— What you have to do —
All of the data that follows is to be printed exactly, without pictures.
● ● ●
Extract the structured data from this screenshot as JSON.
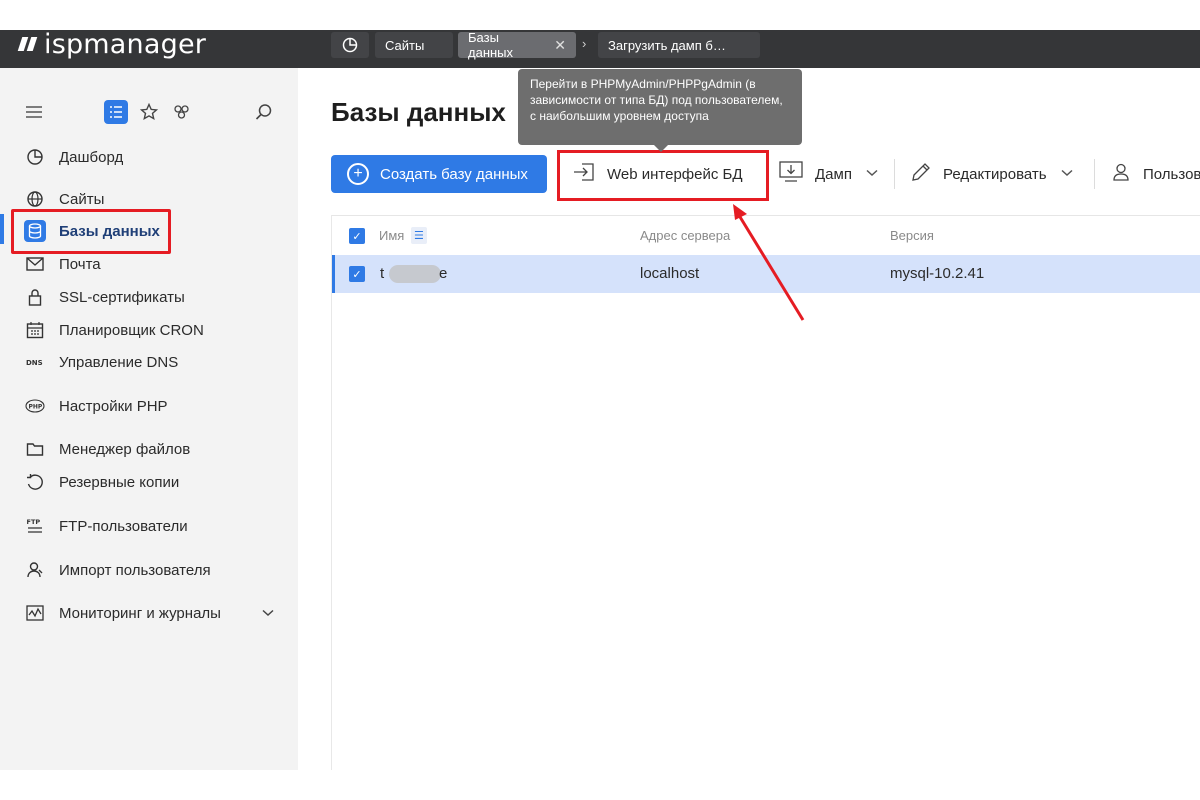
{
  "app": {
    "logo_text": "ispmanager"
  },
  "tabs": {
    "home_icon": "dashboard-icon",
    "sites": "Сайты",
    "active": "Базы данных",
    "active_close": "✕",
    "separator": "›",
    "dump": "Загрузить дамп б…"
  },
  "sidebar": {
    "tools": [
      "menu-icon",
      "list-icon",
      "star-icon",
      "apps-icon",
      "search-icon"
    ],
    "items": [
      {
        "label": "Дашборд",
        "icon": "dashboard-icon"
      },
      {
        "label": "Сайты",
        "icon": "globe-icon"
      },
      {
        "label": "Базы данных",
        "icon": "database-icon"
      },
      {
        "label": "Почта",
        "icon": "mail-icon"
      },
      {
        "label": "SSL-сертификаты",
        "icon": "lock-icon"
      },
      {
        "label": "Планировщик CRON",
        "icon": "calendar-icon"
      },
      {
        "label": "Управление DNS",
        "icon": "dns-icon"
      },
      {
        "label": "Настройки PHP",
        "icon": "php-icon"
      },
      {
        "label": "Менеджер файлов",
        "icon": "folder-icon"
      },
      {
        "label": "Резервные копии",
        "icon": "backup-icon"
      },
      {
        "label": "FTP-пользователи",
        "icon": "ftp-icon"
      },
      {
        "label": "Импорт пользователя",
        "icon": "user-import-icon"
      },
      {
        "label": "Мониторинг и журналы",
        "icon": "monitoring-icon"
      }
    ]
  },
  "page": {
    "title": "Базы данных"
  },
  "toolbar": {
    "create": "Создать базу данных",
    "web": "Web интерфейс БД",
    "dump": "Дамп",
    "edit": "Редактировать",
    "users": "Пользов"
  },
  "tooltip": {
    "text": "Перейти в PHPMyAdmin/PHPPgAdmin (в зависимости от типа БД) под пользователем, с наибольшим уровнем доступа"
  },
  "table": {
    "columns": {
      "name": "Имя",
      "address": "Адрес сервера",
      "version": "Версия"
    },
    "rows": [
      {
        "name_start": "t",
        "name_end": "e",
        "address": "localhost",
        "version": "mysql-10.2.41",
        "selected": true
      }
    ]
  },
  "colors": {
    "accent": "#2f7ae5",
    "annotation": "#e51c23",
    "topbar": "#353638",
    "selected_row": "#d5e2fb"
  }
}
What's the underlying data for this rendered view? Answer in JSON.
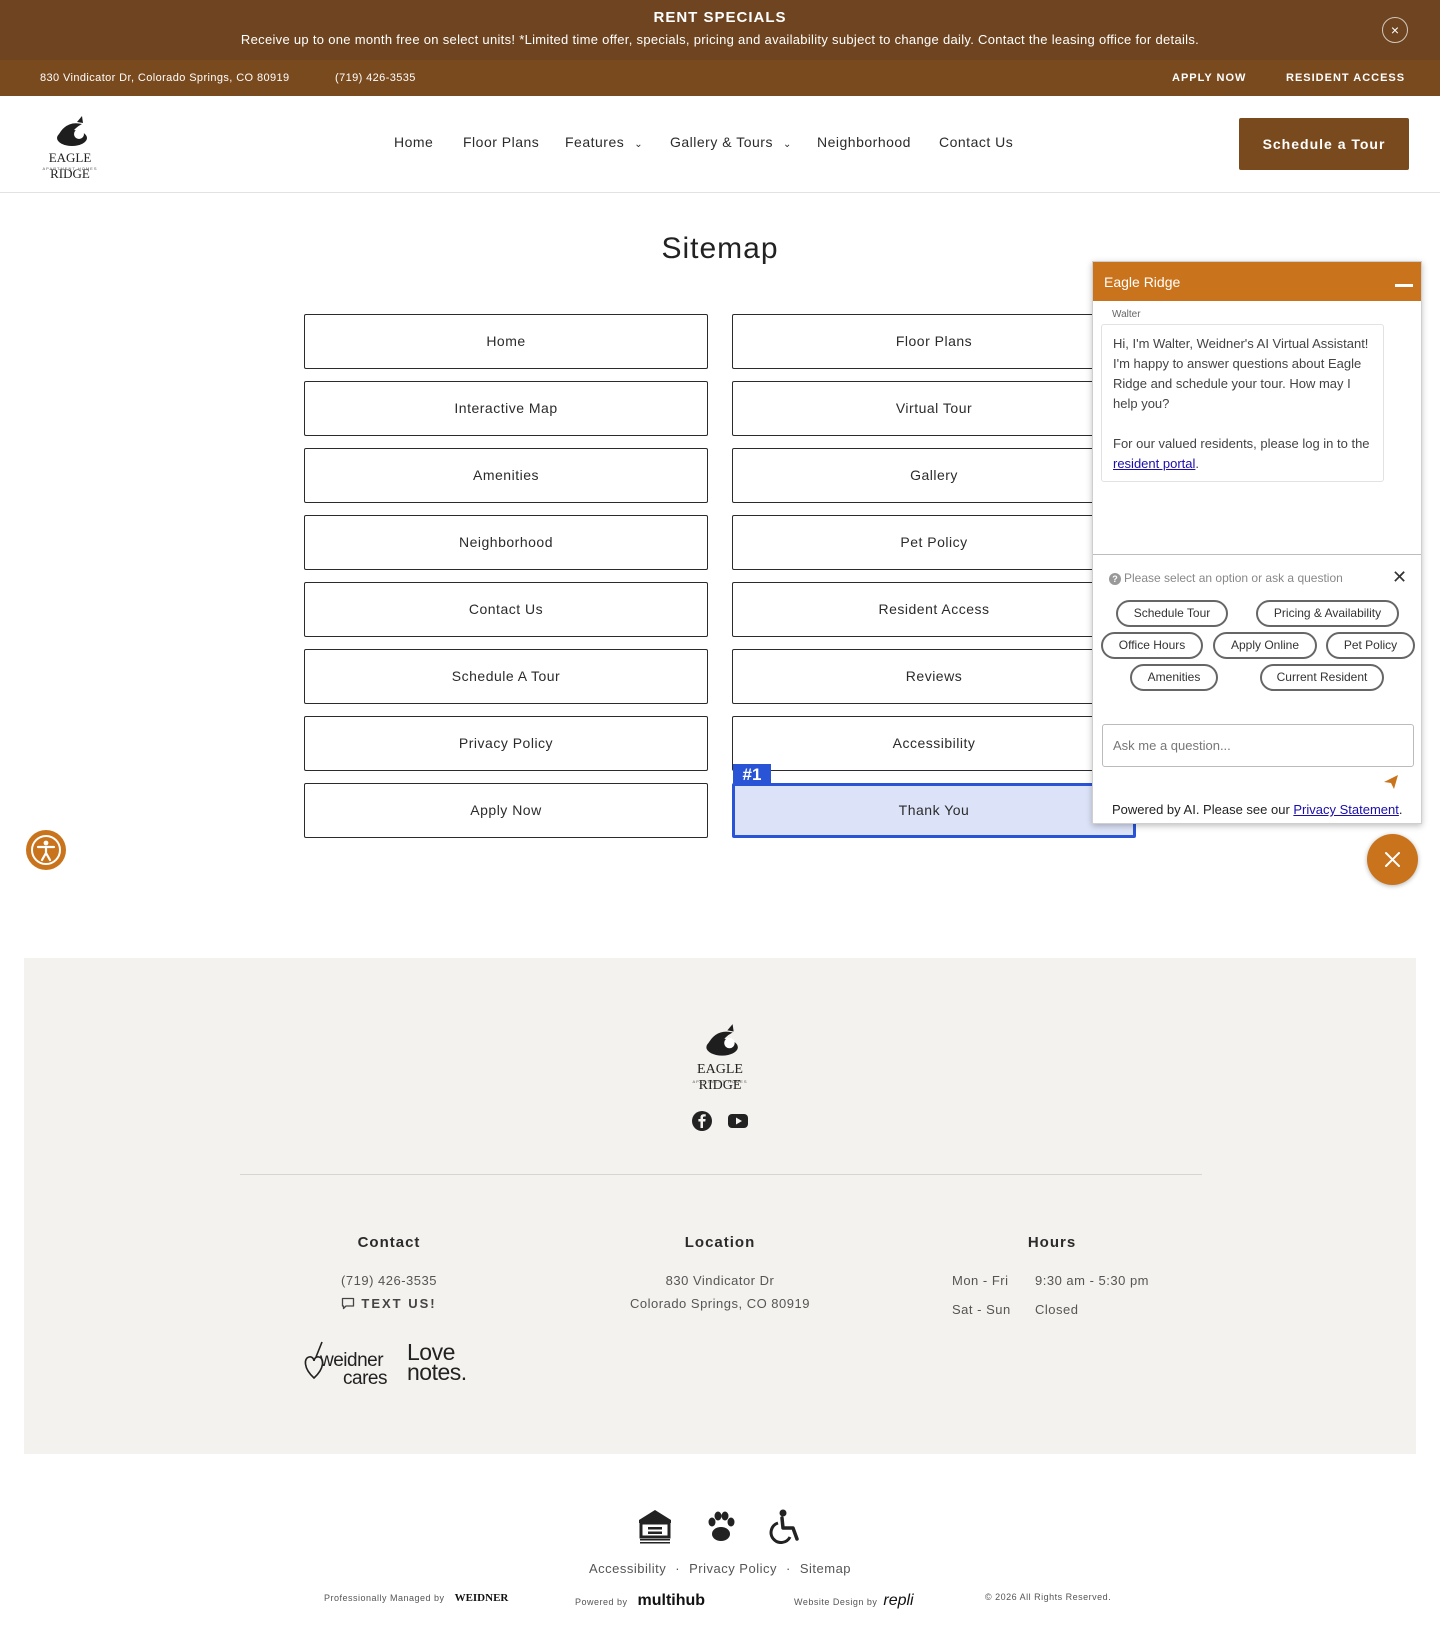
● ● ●
— Written response —
Extract the structured data from this screenshot as JSON.
{
  "app": {
    "logo_text": "ispmanager"
  },
  "tabs": {
    "home_icon": "dashboard-icon",
    "sites": "Сайты",
    "active": "Базы данных",
    "active_close": "✕",
    "separator": "›",
    "dump": "Загрузить дамп б…"
  },
  "sidebar": {
    "tools": [
      "menu-icon",
      "list-icon",
      "star-icon",
      "apps-icon",
      "search-icon"
    ],
    "items": [
      {
        "label": "Дашборд",
        "icon": "dashboard-icon"
      },
      {
        "label": "Сайты",
        "icon": "globe-icon"
      },
      {
        "label": "Базы данных",
        "icon": "database-icon"
      },
      {
        "label": "Почта",
        "icon": "mail-icon"
      },
      {
        "label": "SSL-сертификаты",
        "icon": "lock-icon"
      },
      {
        "label": "Планировщик CRON",
        "icon": "calendar-icon"
      },
      {
        "label": "Управление DNS",
        "icon": "dns-icon"
      },
      {
        "label": "Настройки PHP",
        "icon": "php-icon"
      },
      {
        "label": "Менеджер файлов",
        "icon": "folder-icon"
      },
      {
        "label": "Резервные копии",
        "icon": "backup-icon"
      },
      {
        "label": "FTP-пользователи",
        "icon": "ftp-icon"
      },
      {
        "label": "Импорт пользователя",
        "icon": "user-import-icon"
      },
      {
        "label": "Мониторинг и журналы",
        "icon": "monitoring-icon"
      }
    ]
  },
  "page": {
    "title": "Базы данных"
  },
  "toolbar": {
    "create": "Создать базу данных",
    "web": "Web интерфейс БД",
    "dump": "Дамп",
    "edit": "Редактировать",
    "users": "Пользов"
  },
  "tooltip": {
    "text": "Перейти в PHPMyAdmin/PHPPgAdmin (в зависимости от типа БД) под пользователем, с наибольшим уровнем доступа"
  },
  "table": {
    "columns": {
      "name": "Имя",
      "address": "Адрес сервера",
      "version": "Версия"
    },
    "rows": [
      {
        "name_start": "t",
        "name_end": "e",
        "address": "localhost",
        "version": "mysql-10.2.41",
        "selected": true
      }
    ]
  },
  "colors": {
    "accent": "#2f7ae5",
    "annotation": "#e51c23",
    "topbar": "#353638",
    "selected_row": "#d5e2fb"
  }
}
What's the underlying data for this rendered view? Answer in JSON.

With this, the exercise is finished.